▶ **Data to process**:
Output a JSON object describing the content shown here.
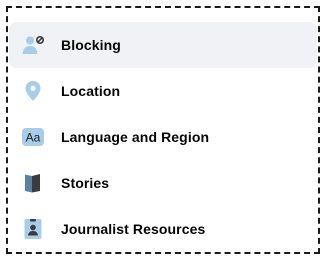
{
  "menu": {
    "items": [
      {
        "label": "Blocking",
        "icon": "user-block-icon",
        "active": true
      },
      {
        "label": "Location",
        "icon": "location-pin-icon"
      },
      {
        "label": "Language and Region",
        "icon": "aa-text-icon",
        "icon_text": "Aa"
      },
      {
        "label": "Stories",
        "icon": "book-icon"
      },
      {
        "label": "Journalist Resources",
        "icon": "id-badge-icon"
      }
    ]
  },
  "colors": {
    "active_bg": "#f0f2f5",
    "icon_blue": "#a8cde9",
    "icon_dark": "#3a3b3c",
    "text": "#050505"
  }
}
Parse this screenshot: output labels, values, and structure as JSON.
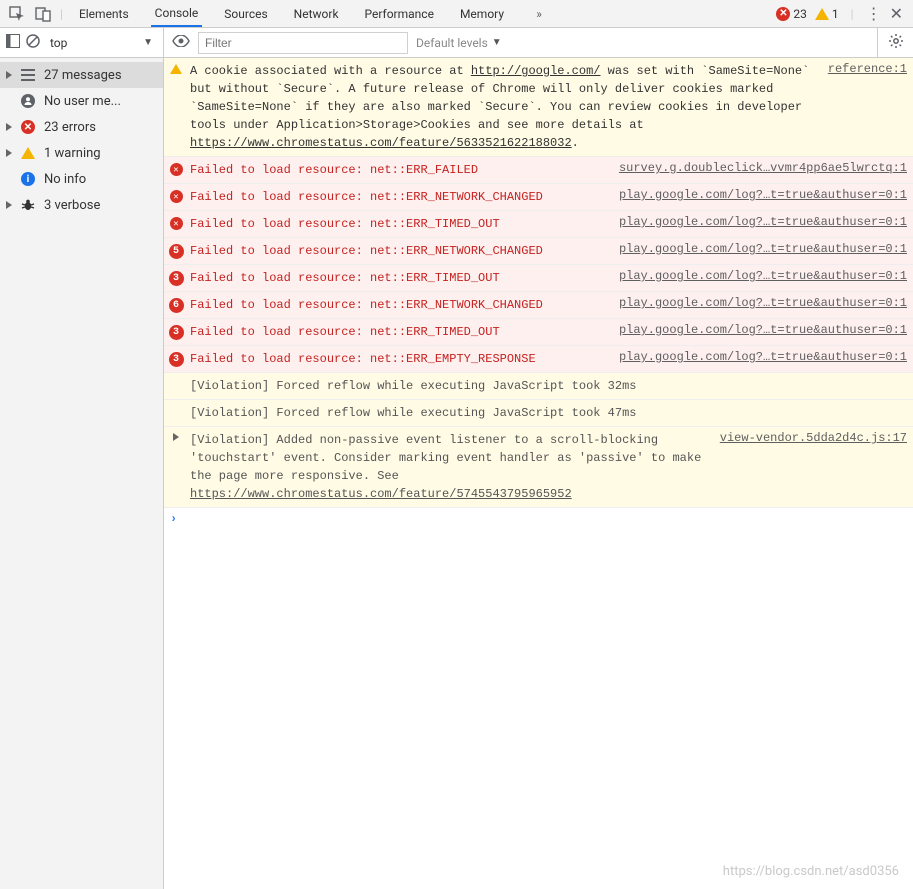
{
  "tabs": {
    "items": [
      "Elements",
      "Console",
      "Sources",
      "Network",
      "Performance",
      "Memory"
    ],
    "active": "Console"
  },
  "status": {
    "error_count": "23",
    "warn_count": "1"
  },
  "toolbar": {
    "context": "top",
    "filter_placeholder": "Filter",
    "levels_label": "Default levels"
  },
  "sidebar": {
    "items": [
      {
        "label": "27 messages",
        "icon": "lines",
        "selected": true,
        "expandable": true
      },
      {
        "label": "No user me...",
        "icon": "user",
        "selected": false,
        "expandable": false
      },
      {
        "label": "23 errors",
        "icon": "error",
        "selected": false,
        "expandable": true
      },
      {
        "label": "1 warning",
        "icon": "warn",
        "selected": false,
        "expandable": true
      },
      {
        "label": "No info",
        "icon": "info",
        "selected": false,
        "expandable": false
      },
      {
        "label": "3 verbose",
        "icon": "bug",
        "selected": false,
        "expandable": true
      }
    ]
  },
  "messages": [
    {
      "type": "warn",
      "pre": "A cookie associated with a resource at ",
      "link1": "http://google.com/",
      "mid": " was set with `SameSite=None` but without `Secure`. A future release of Chrome will only deliver cookies marked `SameSite=None` if they are also marked `Secure`. You can review cookies in developer tools under Application>Storage>Cookies and see more details at ",
      "link2": "https://www.chromestatus.com/feature/5633521622188032",
      "post": ".",
      "source": "reference:1"
    },
    {
      "type": "err",
      "text": "Failed to load resource: net::ERR_FAILED",
      "source": "survey.g.doubleclick…vvmr4pp6ae5lwrctq:1"
    },
    {
      "type": "err",
      "text": "Failed to load resource: net::ERR_NETWORK_CHANGED",
      "source": "play.google.com/log?…t=true&authuser=0:1"
    },
    {
      "type": "err",
      "text": "Failed to load resource: net::ERR_TIMED_OUT",
      "source": "play.google.com/log?…t=true&authuser=0:1"
    },
    {
      "type": "err",
      "count": "5",
      "text": "Failed to load resource: net::ERR_NETWORK_CHANGED",
      "source": "play.google.com/log?…t=true&authuser=0:1"
    },
    {
      "type": "err",
      "count": "3",
      "text": "Failed to load resource: net::ERR_TIMED_OUT",
      "source": "play.google.com/log?…t=true&authuser=0:1"
    },
    {
      "type": "err",
      "count": "6",
      "text": "Failed to load resource: net::ERR_NETWORK_CHANGED",
      "source": "play.google.com/log?…t=true&authuser=0:1"
    },
    {
      "type": "err",
      "count": "3",
      "text": "Failed to load resource: net::ERR_TIMED_OUT",
      "source": "play.google.com/log?…t=true&authuser=0:1"
    },
    {
      "type": "err",
      "count": "3",
      "text": "Failed to load resource: net::ERR_EMPTY_RESPONSE",
      "source": "play.google.com/log?…t=true&authuser=0:1"
    },
    {
      "type": "violation",
      "text": "[Violation] Forced reflow while executing JavaScript took 32ms"
    },
    {
      "type": "violation",
      "text": "[Violation] Forced reflow while executing JavaScript took 47ms"
    },
    {
      "type": "verbose",
      "expandable": true,
      "pre": "[Violation] Added non-passive event listener to a scroll-blocking 'touchstart' event. Consider marking event handler as 'passive' to make the page more responsive. See ",
      "link": "https://www.chromestatus.com/feature/5745543795965952",
      "source": "view-vendor.5dda2d4c.js:17"
    }
  ],
  "watermark": "https://blog.csdn.net/asd0356"
}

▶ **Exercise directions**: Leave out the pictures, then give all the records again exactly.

▶ **Solution to this exercise**:
Output a JSON object describing the content shown here.
{
  "menu": {
    "items": [
      {
        "label": "Blocking",
        "icon": "user-block-icon",
        "active": true
      },
      {
        "label": "Location",
        "icon": "location-pin-icon"
      },
      {
        "label": "Language and Region",
        "icon": "aa-text-icon",
        "icon_text": "Aa"
      },
      {
        "label": "Stories",
        "icon": "book-icon"
      },
      {
        "label": "Journalist Resources",
        "icon": "id-badge-icon"
      }
    ]
  },
  "colors": {
    "active_bg": "#f0f2f5",
    "icon_blue": "#a8cde9",
    "icon_dark": "#3a3b3c",
    "text": "#050505"
  }
}
Parse this screenshot: output labels, values, and structure as JSON.
{
  "tabs": {
    "items": [
      "Elements",
      "Console",
      "Sources",
      "Network",
      "Performance",
      "Memory"
    ],
    "active": "Console"
  },
  "status": {
    "error_count": "23",
    "warn_count": "1"
  },
  "toolbar": {
    "context": "top",
    "filter_placeholder": "Filter",
    "levels_label": "Default levels"
  },
  "sidebar": {
    "items": [
      {
        "label": "27 messages",
        "icon": "lines",
        "selected": true,
        "expandable": true
      },
      {
        "label": "No user me...",
        "icon": "user",
        "selected": false,
        "expandable": false
      },
      {
        "label": "23 errors",
        "icon": "error",
        "selected": false,
        "expandable": true
      },
      {
        "label": "1 warning",
        "icon": "warn",
        "selected": false,
        "expandable": true
      },
      {
        "label": "No info",
        "icon": "info",
        "selected": false,
        "expandable": false
      },
      {
        "label": "3 verbose",
        "icon": "bug",
        "selected": false,
        "expandable": true
      }
    ]
  },
  "messages": [
    {
      "type": "warn",
      "pre": "A cookie associated with a resource at ",
      "link1": "http://google.com/",
      "mid": " was set with `SameSite=None` but without `Secure`. A future release of Chrome will only deliver cookies marked `SameSite=None` if they are also marked `Secure`. You can review cookies in developer tools under Application>Storage>Cookies and see more details at ",
      "link2": "https://www.chromestatus.com/feature/5633521622188032",
      "post": ".",
      "source": "reference:1"
    },
    {
      "type": "err",
      "text": "Failed to load resource: net::ERR_FAILED",
      "source": "survey.g.doubleclick…vvmr4pp6ae5lwrctq:1"
    },
    {
      "type": "err",
      "text": "Failed to load resource: net::ERR_NETWORK_CHANGED",
      "source": "play.google.com/log?…t=true&authuser=0:1"
    },
    {
      "type": "err",
      "text": "Failed to load resource: net::ERR_TIMED_OUT",
      "source": "play.google.com/log?…t=true&authuser=0:1"
    },
    {
      "type": "err",
      "count": "5",
      "text": "Failed to load resource: net::ERR_NETWORK_CHANGED",
      "source": "play.google.com/log?…t=true&authuser=0:1"
    },
    {
      "type": "err",
      "count": "3",
      "text": "Failed to load resource: net::ERR_TIMED_OUT",
      "source": "play.google.com/log?…t=true&authuser=0:1"
    },
    {
      "type": "err",
      "count": "6",
      "text": "Failed to load resource: net::ERR_NETWORK_CHANGED",
      "source": "play.google.com/log?…t=true&authuser=0:1"
    },
    {
      "type": "err",
      "count": "3",
      "text": "Failed to load resource: net::ERR_TIMED_OUT",
      "source": "play.google.com/log?…t=true&authuser=0:1"
    },
    {
      "type": "err",
      "count": "3",
      "text": "Failed to load resource: net::ERR_EMPTY_RESPONSE",
      "source": "play.google.com/log?…t=true&authuser=0:1"
    },
    {
      "type": "violation",
      "text": "[Violation] Forced reflow while executing JavaScript took 32ms"
    },
    {
      "type": "violation",
      "text": "[Violation] Forced reflow while executing JavaScript took 47ms"
    },
    {
      "type": "verbose",
      "expandable": true,
      "pre": "[Violation] Added non-passive event listener to a scroll-blocking 'touchstart' event. Consider marking event handler as 'passive' to make the page more responsive. See ",
      "link": "https://www.chromestatus.com/feature/5745543795965952",
      "source": "view-vendor.5dda2d4c.js:17"
    }
  ],
  "watermark": "https://blog.csdn.net/asd0356"
}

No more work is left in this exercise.